Warner is equally determined to become more of a player in reality television, a potentially huge profit center, particularly overseas, that will require the studio to move out of its comfort zone. To lead this charge, Warner is relying on Mike Darnell, a former Fox executive who favors oddball Western wear and is known for boundary-pushing concepts like “Temptation Island.” Mr. Tsujihara said: “I want Mike to question everything and bring an entirely different sensibility.”
Mr. Tsujihara faces some succession issues of his own. Peter Roth, chief content officer for Warner Bros. Television, will turn 64 this year, according to public records. (The studio declined to provide his age.) Mr. Roth, who has deep relationships with TV producers like J.J. Abrams and stars like Ellen DeGeneres, is viewed by the industry as nearly irreplaceable. On the movie side, it is lost on no one that Sue Kroll, 52, president of worldwide marketing and international distribution, would like greater responsibilities.
“If the company is going to grow he’s eventually going to need a chief operating officer,” said Mr. Daly, the former chairman.
Mr. Tsujihara’s early track record suggests that he will figure these things out. So far, his decisiveness and evenhanded approach have earned him far more devotees than detractors.
“I don’t need to blow smoke,” said Chuck Lorre, the Warner-based creator of “Two and a Half Men” and “The Big Bang Theory.” “I trust Kevin not to make shortsighted decisions based on ego. He’s a very mature, sophisticated executive.”
The no-nonsense Mr. Lorre had one more compliment: “And he’s a nice fella.”
In Wednesday’s first quarter ratings report, Disney Junior surpassed their preschool network rivals for all the top spots for their preschool shows.
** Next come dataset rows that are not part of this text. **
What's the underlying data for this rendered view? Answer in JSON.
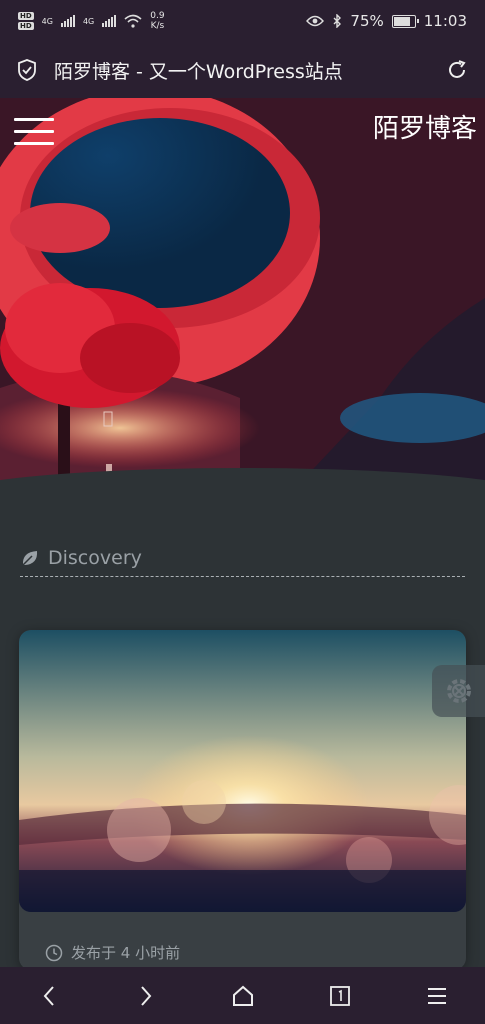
{
  "status_bar": {
    "sim1": "HD",
    "sim2": "HD",
    "net1": "4G",
    "net2": "4G",
    "speed_value": "0.9",
    "speed_unit": "K/s",
    "battery": "75%",
    "time": "11:03"
  },
  "browser": {
    "page_title": "陌罗博客 - 又一个WordPress站点"
  },
  "hero": {
    "site_name": "陌罗博客"
  },
  "section": {
    "label": "Discovery"
  },
  "post": {
    "meta_label": "发布于 4 小时前"
  },
  "colors": {
    "bar_bg": "#2a1f30",
    "page_bg": "#2d3336",
    "card_bg": "#393f43"
  }
}
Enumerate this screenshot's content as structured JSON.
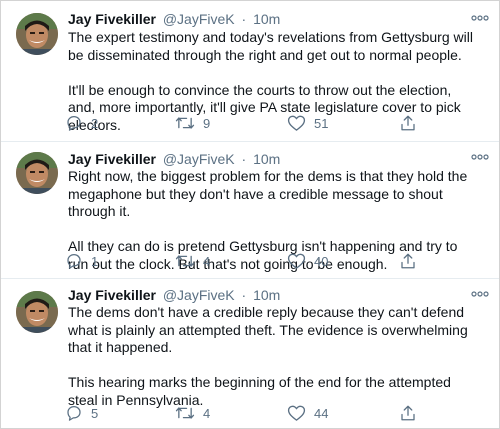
{
  "tweets": [
    {
      "author_name": "Jay Fivekiller",
      "author_handle": "@JayFiveK",
      "separator": "·",
      "time": "10m",
      "paragraphs": [
        "The expert testimony and today's revelations from Gettysburg will be disseminated through the right and get out to normal people.",
        "It'll  be enough to convince the courts to throw out the election, and, more importantly, it'll give PA state legislature cover to pick electors."
      ],
      "replies": "2",
      "retweets": "9",
      "likes": "51"
    },
    {
      "author_name": "Jay Fivekiller",
      "author_handle": "@JayFiveK",
      "separator": "·",
      "time": "10m",
      "paragraphs": [
        "Right now, the biggest problem for the dems is that they hold the megaphone but they don't have a credible message to shout through it.",
        "All they can do is pretend Gettysburg isn't happening and try to run out the clock. But that's not going to be enough."
      ],
      "replies": "1",
      "retweets": "4",
      "likes": "40"
    },
    {
      "author_name": "Jay Fivekiller",
      "author_handle": "@JayFiveK",
      "separator": "·",
      "time": "10m",
      "paragraphs": [
        "The dems don't have a credible reply because they can't defend what is plainly an attempted theft. The evidence is overwhelming that it happened.",
        "This hearing marks the beginning of the end for the attempted steal in Pennsylvania."
      ],
      "replies": "5",
      "retweets": "4",
      "likes": "44"
    }
  ],
  "icons": {
    "avatar": "avatar-photo",
    "more": "more-options-icon",
    "reply": "reply-icon",
    "retweet": "retweet-icon",
    "like": "heart-icon",
    "share": "share-icon"
  },
  "colors": {
    "text": "#0f1419",
    "secondary": "#5b7083",
    "divider": "#e6ecf0"
  }
}
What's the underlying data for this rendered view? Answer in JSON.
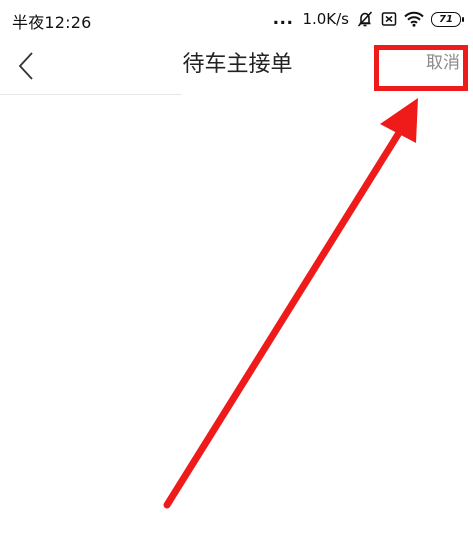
{
  "status_bar": {
    "time": "半夜12:26",
    "dots": "...",
    "network_speed": "1.0K/s",
    "battery_level": "71",
    "icons": [
      "mute-bell-icon",
      "sim-off-icon",
      "wifi-icon",
      "battery-icon"
    ]
  },
  "nav_bar": {
    "title": "待车主接单",
    "back_icon": "chevron-left-icon",
    "cancel_label": "取消"
  },
  "annotation": {
    "highlight_color": "#ef1b1b",
    "target": "cancel-button"
  }
}
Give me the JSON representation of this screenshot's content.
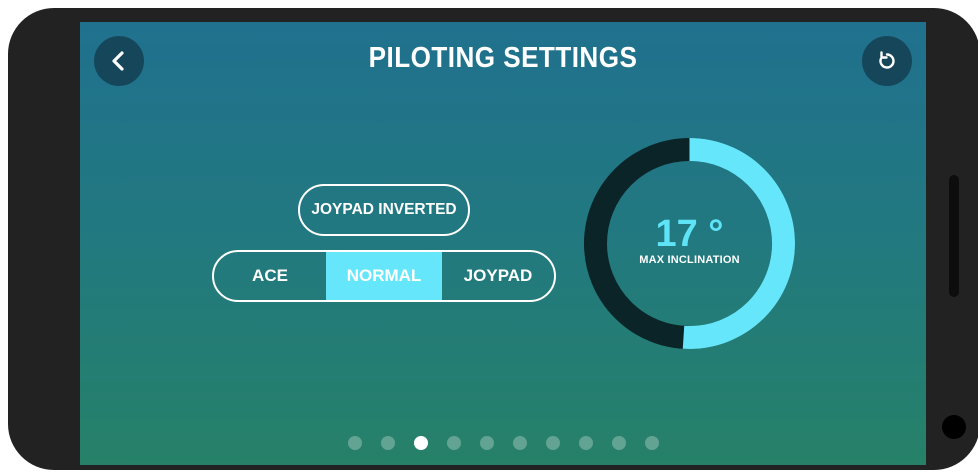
{
  "header": {
    "title": "PILOTING SETTINGS"
  },
  "joypad_inverted": {
    "label": "JOYPAD INVERTED"
  },
  "mode_selector": {
    "options": [
      "ACE",
      "NORMAL",
      "JOYPAD"
    ],
    "selected": "NORMAL"
  },
  "inclination_gauge": {
    "value": "17 °",
    "label": "MAX INCLINATION",
    "fill_fraction": 0.51
  },
  "pagination": {
    "total": 10,
    "current": 3
  },
  "colors": {
    "accent": "#66e6fa",
    "gauge_track": "#0a2428",
    "button_bg": "#16465a",
    "gradient_top": "#20718e",
    "gradient_bottom": "#268168"
  },
  "icons": {
    "back": "chevron-left-icon",
    "reset": "reset-icon"
  }
}
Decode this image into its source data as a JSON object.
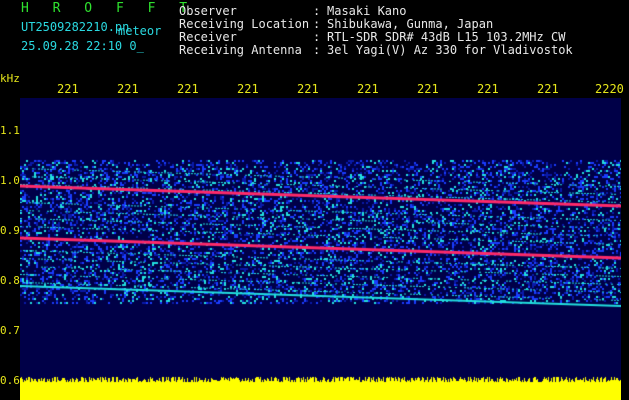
{
  "header": {
    "title": "H R O F F T",
    "file_name": "UT2509282210.pn",
    "file_suffix": "meteor",
    "file_date": "25.09.28 22:10    0_"
  },
  "metadata": [
    {
      "label": "Observer",
      "value": "Masaki Kano"
    },
    {
      "label": "Receiving Location",
      "value": "Shibukawa, Gunma, Japan"
    },
    {
      "label": "Receiver",
      "value": "RTL-SDR SDR# 43dB L15 103.2MHz CW"
    },
    {
      "label": "Receiving Antenna",
      "value": "3el Yagi(V) Az 330 for Vladivostok"
    }
  ],
  "axis": {
    "unit_label": "kHz",
    "x_ticks": [
      "221",
      "221",
      "221",
      "221",
      "221",
      "221",
      "221",
      "221",
      "221",
      "2220"
    ],
    "y_ticks": [
      "1.1",
      "1.0",
      "0.9",
      "0.8",
      "0.7",
      "0.6"
    ]
  },
  "colors": {
    "background": "#000000",
    "plot_bg": "#000048",
    "trace": "#ff2a6a",
    "noise_low": "#1a3cff",
    "noise_high": "#22e0e0",
    "power_bar": "#ffff00"
  }
}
How’s it doing financially Stan?
Stan Jennings Fish (via Seeking Alpha)- Nielsen ratings show Disney Junior (DIS) opening up a wider lead over Nick Jr. (VIA, VIAB) and Sprout (CMCSA).
For the first quarter of the year, Disney Junior had 459K total viewers – compared to 326K for Nick Jr. and 155K for Sprouts.
The kids network is also showing growing strength with digital channels and consumer product tie-ins.
Checking the Penguins tally, 2,178 fans sign in as DreamWorks prepares to get everything together since they added their marketing expert.
They’re only 2 weeks left in Spring Break Week as new episodes continue. This is Realistic Fish Head saying, will your favorite show survive?